■ Exercise ■
All of the data is to be written out again exactly, without the pictures.

■ Material provided ■
•••••

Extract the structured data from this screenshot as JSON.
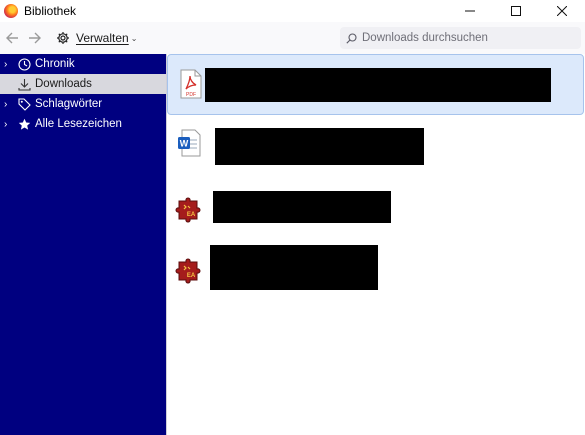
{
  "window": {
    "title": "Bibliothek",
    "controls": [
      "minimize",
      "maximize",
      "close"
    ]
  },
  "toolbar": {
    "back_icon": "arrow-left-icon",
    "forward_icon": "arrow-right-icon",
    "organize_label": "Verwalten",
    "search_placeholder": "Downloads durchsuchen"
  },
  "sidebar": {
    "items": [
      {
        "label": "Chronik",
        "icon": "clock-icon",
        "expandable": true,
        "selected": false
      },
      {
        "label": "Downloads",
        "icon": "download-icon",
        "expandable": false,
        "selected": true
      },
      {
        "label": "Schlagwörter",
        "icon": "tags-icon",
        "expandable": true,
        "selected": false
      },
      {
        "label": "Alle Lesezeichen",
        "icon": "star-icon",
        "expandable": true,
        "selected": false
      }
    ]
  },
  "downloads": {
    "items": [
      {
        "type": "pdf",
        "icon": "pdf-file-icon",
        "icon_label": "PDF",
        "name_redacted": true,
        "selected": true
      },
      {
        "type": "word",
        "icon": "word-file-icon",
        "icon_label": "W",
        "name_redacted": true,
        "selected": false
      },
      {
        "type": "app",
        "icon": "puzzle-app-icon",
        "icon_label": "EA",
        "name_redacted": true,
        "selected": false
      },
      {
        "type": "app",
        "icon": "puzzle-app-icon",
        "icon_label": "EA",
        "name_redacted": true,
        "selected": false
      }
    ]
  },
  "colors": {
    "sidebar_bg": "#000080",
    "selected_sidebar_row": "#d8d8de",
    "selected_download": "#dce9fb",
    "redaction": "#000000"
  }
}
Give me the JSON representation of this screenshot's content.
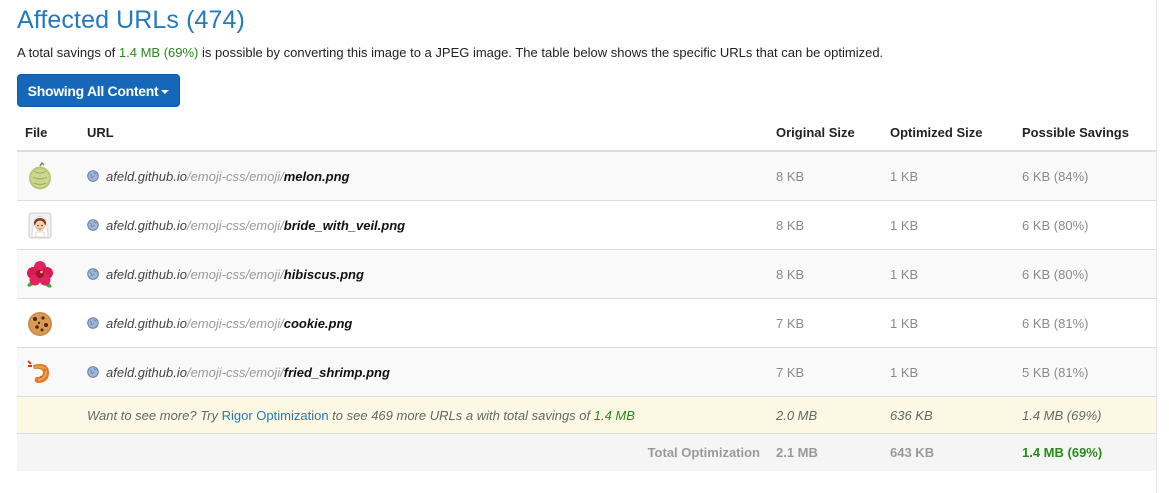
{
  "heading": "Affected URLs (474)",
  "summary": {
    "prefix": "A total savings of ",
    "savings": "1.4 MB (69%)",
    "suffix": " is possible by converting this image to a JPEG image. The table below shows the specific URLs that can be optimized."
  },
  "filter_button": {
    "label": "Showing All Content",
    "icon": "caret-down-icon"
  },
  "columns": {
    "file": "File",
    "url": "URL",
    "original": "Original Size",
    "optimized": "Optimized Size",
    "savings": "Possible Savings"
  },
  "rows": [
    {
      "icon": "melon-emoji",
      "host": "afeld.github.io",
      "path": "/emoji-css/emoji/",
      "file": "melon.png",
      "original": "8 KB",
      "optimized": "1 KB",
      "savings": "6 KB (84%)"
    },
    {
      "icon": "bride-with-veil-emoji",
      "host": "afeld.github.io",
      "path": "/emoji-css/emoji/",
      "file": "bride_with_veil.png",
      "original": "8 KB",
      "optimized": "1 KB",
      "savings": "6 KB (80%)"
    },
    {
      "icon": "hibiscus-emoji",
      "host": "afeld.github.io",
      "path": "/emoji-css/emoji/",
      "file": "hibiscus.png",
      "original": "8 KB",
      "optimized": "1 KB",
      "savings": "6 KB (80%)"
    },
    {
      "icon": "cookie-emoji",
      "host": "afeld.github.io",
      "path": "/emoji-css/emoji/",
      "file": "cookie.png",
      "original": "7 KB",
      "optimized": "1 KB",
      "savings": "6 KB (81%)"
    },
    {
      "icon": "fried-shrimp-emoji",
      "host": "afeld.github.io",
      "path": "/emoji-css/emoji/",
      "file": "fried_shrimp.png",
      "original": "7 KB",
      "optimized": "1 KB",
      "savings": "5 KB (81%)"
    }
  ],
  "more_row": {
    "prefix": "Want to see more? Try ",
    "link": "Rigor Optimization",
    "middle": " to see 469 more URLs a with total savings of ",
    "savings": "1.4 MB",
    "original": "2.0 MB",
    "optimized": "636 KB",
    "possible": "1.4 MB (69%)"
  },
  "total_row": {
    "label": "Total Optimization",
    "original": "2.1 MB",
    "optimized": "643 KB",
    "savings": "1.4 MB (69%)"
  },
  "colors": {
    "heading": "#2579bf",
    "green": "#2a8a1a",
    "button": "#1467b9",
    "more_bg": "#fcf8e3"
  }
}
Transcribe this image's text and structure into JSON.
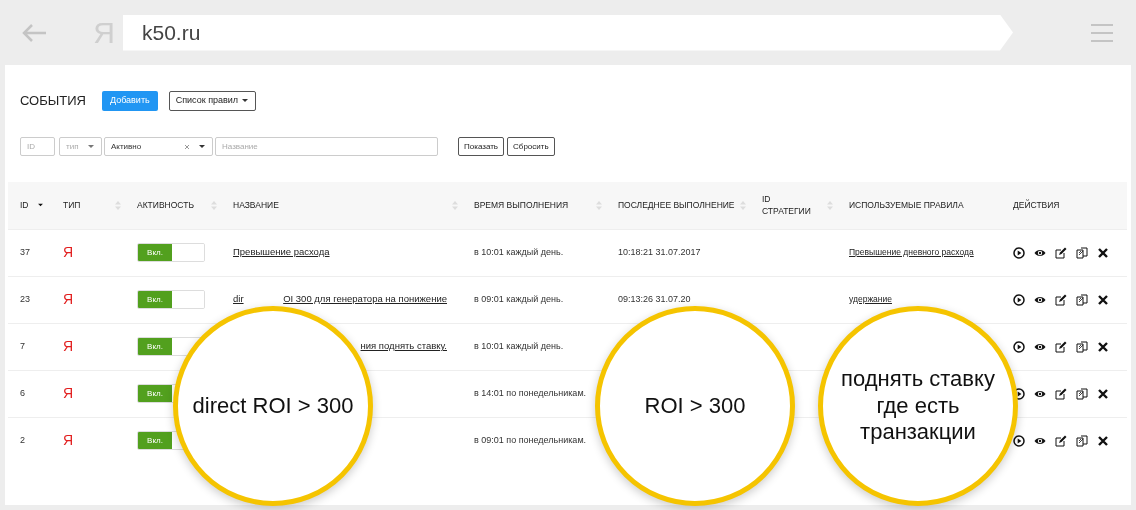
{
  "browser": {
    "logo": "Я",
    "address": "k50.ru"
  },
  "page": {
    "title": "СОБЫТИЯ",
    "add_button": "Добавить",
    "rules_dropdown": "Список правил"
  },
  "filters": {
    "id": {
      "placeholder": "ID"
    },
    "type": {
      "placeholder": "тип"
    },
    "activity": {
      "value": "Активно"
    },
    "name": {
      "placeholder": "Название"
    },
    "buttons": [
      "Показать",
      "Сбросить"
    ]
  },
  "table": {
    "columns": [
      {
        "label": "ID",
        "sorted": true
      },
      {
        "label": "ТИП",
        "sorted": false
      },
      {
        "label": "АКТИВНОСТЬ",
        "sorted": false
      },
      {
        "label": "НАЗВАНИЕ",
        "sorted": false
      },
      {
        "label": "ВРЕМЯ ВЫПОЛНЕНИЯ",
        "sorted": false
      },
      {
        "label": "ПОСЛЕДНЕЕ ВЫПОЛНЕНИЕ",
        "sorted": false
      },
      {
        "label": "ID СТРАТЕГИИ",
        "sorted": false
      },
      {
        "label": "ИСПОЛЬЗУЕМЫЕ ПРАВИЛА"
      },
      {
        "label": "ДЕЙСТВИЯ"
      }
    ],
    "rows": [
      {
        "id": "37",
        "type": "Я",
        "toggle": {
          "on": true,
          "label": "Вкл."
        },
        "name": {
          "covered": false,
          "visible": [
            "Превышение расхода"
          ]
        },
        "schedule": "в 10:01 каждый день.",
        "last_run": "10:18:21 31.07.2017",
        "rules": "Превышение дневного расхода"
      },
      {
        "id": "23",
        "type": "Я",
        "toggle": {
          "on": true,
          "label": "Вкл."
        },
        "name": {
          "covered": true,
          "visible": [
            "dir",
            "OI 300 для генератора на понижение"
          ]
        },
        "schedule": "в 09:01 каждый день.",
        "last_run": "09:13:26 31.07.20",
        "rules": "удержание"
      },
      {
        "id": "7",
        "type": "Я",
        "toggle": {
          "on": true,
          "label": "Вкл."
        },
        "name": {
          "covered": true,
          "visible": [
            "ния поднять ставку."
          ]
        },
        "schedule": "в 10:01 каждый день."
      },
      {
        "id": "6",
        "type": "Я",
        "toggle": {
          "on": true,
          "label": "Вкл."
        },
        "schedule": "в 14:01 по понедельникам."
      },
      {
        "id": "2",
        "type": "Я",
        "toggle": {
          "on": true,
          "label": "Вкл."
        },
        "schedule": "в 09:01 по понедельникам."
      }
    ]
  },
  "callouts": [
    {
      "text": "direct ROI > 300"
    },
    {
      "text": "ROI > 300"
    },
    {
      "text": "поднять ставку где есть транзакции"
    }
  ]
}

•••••

■ Written reply ■
Extract the structured data from this screenshot as JSON.
{
  "window": {
    "title": "Bibliothek",
    "controls": [
      "minimize",
      "maximize",
      "close"
    ]
  },
  "toolbar": {
    "back_icon": "arrow-left-icon",
    "forward_icon": "arrow-right-icon",
    "organize_label": "Verwalten",
    "search_placeholder": "Downloads durchsuchen"
  },
  "sidebar": {
    "items": [
      {
        "label": "Chronik",
        "icon": "clock-icon",
        "expandable": true,
        "selected": false
      },
      {
        "label": "Downloads",
        "icon": "download-icon",
        "expandable": false,
        "selected": true
      },
      {
        "label": "Schlagwörter",
        "icon": "tags-icon",
        "expandable": true,
        "selected": false
      },
      {
        "label": "Alle Lesezeichen",
        "icon": "star-icon",
        "expandable": true,
        "selected": false
      }
    ]
  },
  "downloads": {
    "items": [
      {
        "type": "pdf",
        "icon": "pdf-file-icon",
        "icon_label": "PDF",
        "name_redacted": true,
        "selected": true
      },
      {
        "type": "word",
        "icon": "word-file-icon",
        "icon_label": "W",
        "name_redacted": true,
        "selected": false
      },
      {
        "type": "app",
        "icon": "puzzle-app-icon",
        "icon_label": "EA",
        "name_redacted": true,
        "selected": false
      },
      {
        "type": "app",
        "icon": "puzzle-app-icon",
        "icon_label": "EA",
        "name_redacted": true,
        "selected": false
      }
    ]
  },
  "colors": {
    "sidebar_bg": "#000080",
    "selected_sidebar_row": "#d8d8de",
    "selected_download": "#dce9fb",
    "redaction": "#000000"
  }
}
Give me the JSON representation of this screenshot's content.
{
  "heading": "Affected URLs (474)",
  "summary": {
    "prefix": "A total savings of ",
    "savings": "1.4 MB (69%)",
    "suffix": " is possible by converting this image to a JPEG image. The table below shows the specific URLs that can be optimized."
  },
  "filter_button": {
    "label": "Showing All Content",
    "icon": "caret-down-icon"
  },
  "columns": {
    "file": "File",
    "url": "URL",
    "original": "Original Size",
    "optimized": "Optimized Size",
    "savings": "Possible Savings"
  },
  "rows": [
    {
      "icon": "melon-emoji",
      "host": "afeld.github.io",
      "path": "/emoji-css/emoji/",
      "file": "melon.png",
      "original": "8 KB",
      "optimized": "1 KB",
      "savings": "6 KB (84%)"
    },
    {
      "icon": "bride-with-veil-emoji",
      "host": "afeld.github.io",
      "path": "/emoji-css/emoji/",
      "file": "bride_with_veil.png",
      "original": "8 KB",
      "optimized": "1 KB",
      "savings": "6 KB (80%)"
    },
    {
      "icon": "hibiscus-emoji",
      "host": "afeld.github.io",
      "path": "/emoji-css/emoji/",
      "file": "hibiscus.png",
      "original": "8 KB",
      "optimized": "1 KB",
      "savings": "6 KB (80%)"
    },
    {
      "icon": "cookie-emoji",
      "host": "afeld.github.io",
      "path": "/emoji-css/emoji/",
      "file": "cookie.png",
      "original": "7 KB",
      "optimized": "1 KB",
      "savings": "6 KB (81%)"
    },
    {
      "icon": "fried-shrimp-emoji",
      "host": "afeld.github.io",
      "path": "/emoji-css/emoji/",
      "file": "fried_shrimp.png",
      "original": "7 KB",
      "optimized": "1 KB",
      "savings": "5 KB (81%)"
    }
  ],
  "more_row": {
    "prefix": "Want to see more? Try ",
    "link": "Rigor Optimization",
    "middle": " to see 469 more URLs a with total savings of ",
    "savings": "1.4 MB",
    "original": "2.0 MB",
    "optimized": "636 KB",
    "possible": "1.4 MB (69%)"
  },
  "total_row": {
    "label": "Total Optimization",
    "original": "2.1 MB",
    "optimized": "643 KB",
    "savings": "1.4 MB (69%)"
  },
  "colors": {
    "heading": "#2579bf",
    "green": "#2a8a1a",
    "button": "#1467b9",
    "more_bg": "#fcf8e3"
  }
}
Transcribe this image's text and structure into JSON.
{
  "browser": {
    "logo": "Я",
    "address": "k50.ru"
  },
  "page": {
    "title": "СОБЫТИЯ",
    "add_button": "Добавить",
    "rules_dropdown": "Список правил"
  },
  "filters": {
    "id": {
      "placeholder": "ID"
    },
    "type": {
      "placeholder": "тип"
    },
    "activity": {
      "value": "Активно"
    },
    "name": {
      "placeholder": "Название"
    },
    "buttons": [
      "Показать",
      "Сбросить"
    ]
  },
  "table": {
    "columns": [
      {
        "label": "ID",
        "sorted": true
      },
      {
        "label": "ТИП",
        "sorted": false
      },
      {
        "label": "АКТИВНОСТЬ",
        "sorted": false
      },
      {
        "label": "НАЗВАНИЕ",
        "sorted": false
      },
      {
        "label": "ВРЕМЯ ВЫПОЛНЕНИЯ",
        "sorted": false
      },
      {
        "label": "ПОСЛЕДНЕЕ ВЫПОЛНЕНИЕ",
        "sorted": false
      },
      {
        "label": "ID СТРАТЕГИИ",
        "sorted": false
      },
      {
        "label": "ИСПОЛЬЗУЕМЫЕ ПРАВИЛА"
      },
      {
        "label": "ДЕЙСТВИЯ"
      }
    ],
    "rows": [
      {
        "id": "37",
        "type": "Я",
        "toggle": {
          "on": true,
          "label": "Вкл."
        },
        "name": {
          "covered": false,
          "visible": [
            "Превышение расхода"
          ]
        },
        "schedule": "в 10:01 каждый день.",
        "last_run": "10:18:21 31.07.2017",
        "rules": "Превышение дневного расхода"
      },
      {
        "id": "23",
        "type": "Я",
        "toggle": {
          "on": true,
          "label": "Вкл."
        },
        "name": {
          "covered": true,
          "visible": [
            "dir",
            "OI 300 для генератора на понижение"
          ]
        },
        "schedule": "в 09:01 каждый день.",
        "last_run": "09:13:26 31.07.20",
        "rules": "удержание"
      },
      {
        "id": "7",
        "type": "Я",
        "toggle": {
          "on": true,
          "label": "Вкл."
        },
        "name": {
          "covered": true,
          "visible": [
            "ния поднять ставку."
          ]
        },
        "schedule": "в 10:01 каждый день."
      },
      {
        "id": "6",
        "type": "Я",
        "toggle": {
          "on": true,
          "label": "Вкл."
        },
        "schedule": "в 14:01 по понедельникам."
      },
      {
        "id": "2",
        "type": "Я",
        "toggle": {
          "on": true,
          "label": "Вкл."
        },
        "schedule": "в 09:01 по понедельникам."
      }
    ]
  },
  "callouts": [
    {
      "text": "direct ROI > 300"
    },
    {
      "text": "ROI > 300"
    },
    {
      "text": "поднять ставку где есть транзакции"
    }
  ]
}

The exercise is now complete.